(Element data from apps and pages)
==*==
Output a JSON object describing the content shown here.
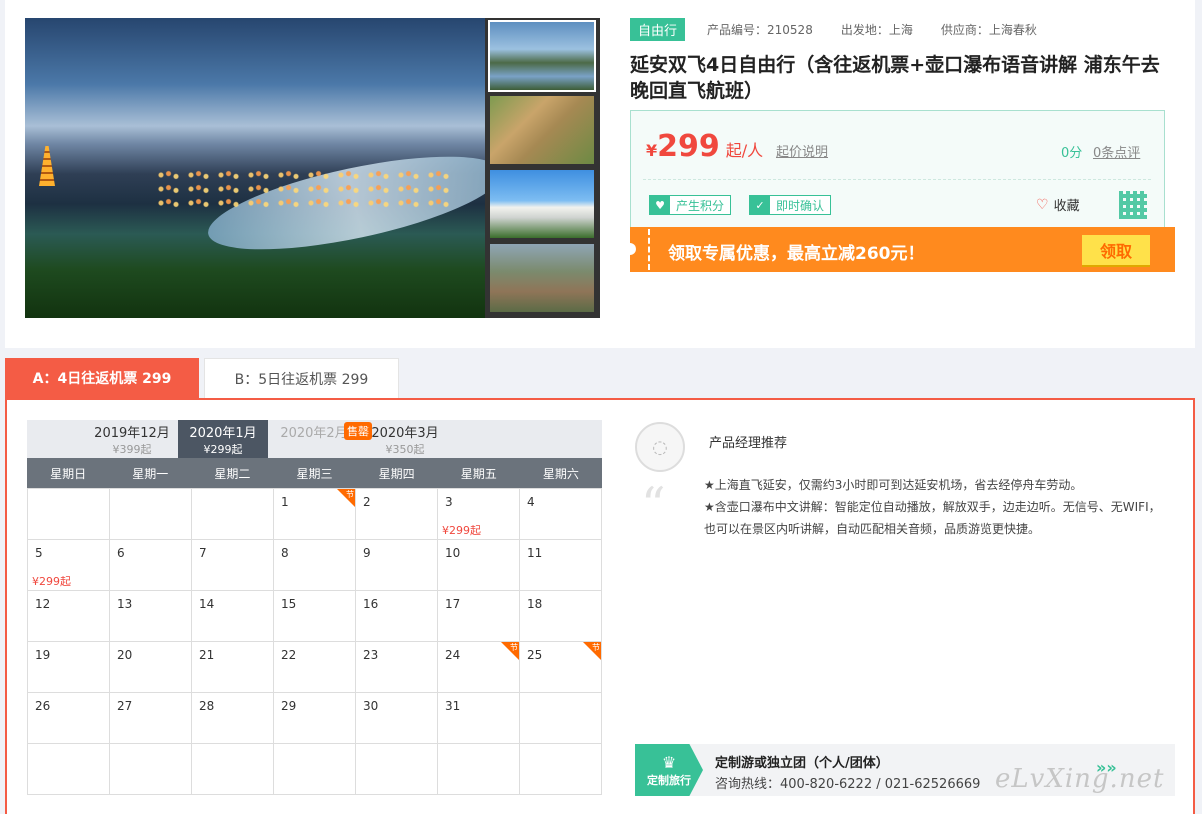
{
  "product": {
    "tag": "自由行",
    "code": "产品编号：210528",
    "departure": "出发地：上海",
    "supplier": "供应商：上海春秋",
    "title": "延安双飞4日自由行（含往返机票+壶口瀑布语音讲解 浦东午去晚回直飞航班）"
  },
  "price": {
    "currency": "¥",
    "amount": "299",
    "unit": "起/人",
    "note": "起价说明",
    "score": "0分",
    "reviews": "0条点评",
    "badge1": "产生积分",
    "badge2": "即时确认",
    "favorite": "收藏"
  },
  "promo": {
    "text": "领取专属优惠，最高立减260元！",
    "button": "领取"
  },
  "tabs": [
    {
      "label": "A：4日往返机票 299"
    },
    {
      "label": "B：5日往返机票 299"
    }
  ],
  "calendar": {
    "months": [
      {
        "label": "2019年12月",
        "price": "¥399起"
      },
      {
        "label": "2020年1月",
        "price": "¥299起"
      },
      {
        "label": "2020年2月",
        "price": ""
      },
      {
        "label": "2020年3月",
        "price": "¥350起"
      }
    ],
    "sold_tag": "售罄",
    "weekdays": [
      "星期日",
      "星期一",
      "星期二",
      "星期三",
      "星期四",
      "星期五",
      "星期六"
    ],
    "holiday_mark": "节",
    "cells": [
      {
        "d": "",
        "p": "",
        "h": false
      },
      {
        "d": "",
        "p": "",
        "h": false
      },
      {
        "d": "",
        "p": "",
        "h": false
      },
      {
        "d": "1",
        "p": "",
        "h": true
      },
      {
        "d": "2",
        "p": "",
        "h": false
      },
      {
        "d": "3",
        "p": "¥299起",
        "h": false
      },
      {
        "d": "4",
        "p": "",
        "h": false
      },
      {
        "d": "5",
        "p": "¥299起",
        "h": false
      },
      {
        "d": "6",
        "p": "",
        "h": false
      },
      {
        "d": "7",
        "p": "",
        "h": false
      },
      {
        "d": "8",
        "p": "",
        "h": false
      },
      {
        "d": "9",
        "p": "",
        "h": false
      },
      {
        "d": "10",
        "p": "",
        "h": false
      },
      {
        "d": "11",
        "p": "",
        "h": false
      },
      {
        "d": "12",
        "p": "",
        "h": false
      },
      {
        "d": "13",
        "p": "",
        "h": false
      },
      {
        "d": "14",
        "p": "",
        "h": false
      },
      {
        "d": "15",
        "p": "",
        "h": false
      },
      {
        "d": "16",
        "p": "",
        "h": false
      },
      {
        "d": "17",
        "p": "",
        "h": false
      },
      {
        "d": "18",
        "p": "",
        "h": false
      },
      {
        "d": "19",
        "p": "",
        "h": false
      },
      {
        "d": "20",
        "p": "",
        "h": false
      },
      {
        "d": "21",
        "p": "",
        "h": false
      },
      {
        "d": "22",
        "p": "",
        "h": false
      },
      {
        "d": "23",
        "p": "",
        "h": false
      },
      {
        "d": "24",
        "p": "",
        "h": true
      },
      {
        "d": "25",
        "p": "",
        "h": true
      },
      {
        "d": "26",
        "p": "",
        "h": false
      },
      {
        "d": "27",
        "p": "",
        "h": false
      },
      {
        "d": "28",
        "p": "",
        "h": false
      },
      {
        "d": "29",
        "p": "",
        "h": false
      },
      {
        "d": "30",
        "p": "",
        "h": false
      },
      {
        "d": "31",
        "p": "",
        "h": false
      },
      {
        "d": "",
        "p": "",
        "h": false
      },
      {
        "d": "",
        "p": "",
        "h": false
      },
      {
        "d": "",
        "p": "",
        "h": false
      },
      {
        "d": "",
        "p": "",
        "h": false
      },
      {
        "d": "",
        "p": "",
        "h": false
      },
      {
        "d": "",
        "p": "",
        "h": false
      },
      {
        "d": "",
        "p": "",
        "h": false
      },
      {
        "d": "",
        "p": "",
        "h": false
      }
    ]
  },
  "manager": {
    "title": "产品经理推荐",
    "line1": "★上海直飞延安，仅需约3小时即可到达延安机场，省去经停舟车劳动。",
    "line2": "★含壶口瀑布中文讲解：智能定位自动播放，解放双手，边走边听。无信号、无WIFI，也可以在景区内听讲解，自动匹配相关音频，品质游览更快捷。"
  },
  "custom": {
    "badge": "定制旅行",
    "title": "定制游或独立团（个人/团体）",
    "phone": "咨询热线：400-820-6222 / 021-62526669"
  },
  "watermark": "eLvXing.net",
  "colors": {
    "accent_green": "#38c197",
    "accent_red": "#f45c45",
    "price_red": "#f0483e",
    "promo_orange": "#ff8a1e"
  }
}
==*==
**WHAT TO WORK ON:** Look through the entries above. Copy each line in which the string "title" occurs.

**EXERCISE OUTPUT:**
    "title": "延安双飞4日自由行（含往返机票+壶口瀑布语音讲解 浦东午去晚回直飞航班）"
    "title": "产品经理推荐",
    "title": "定制游或独立团（个人/团体）",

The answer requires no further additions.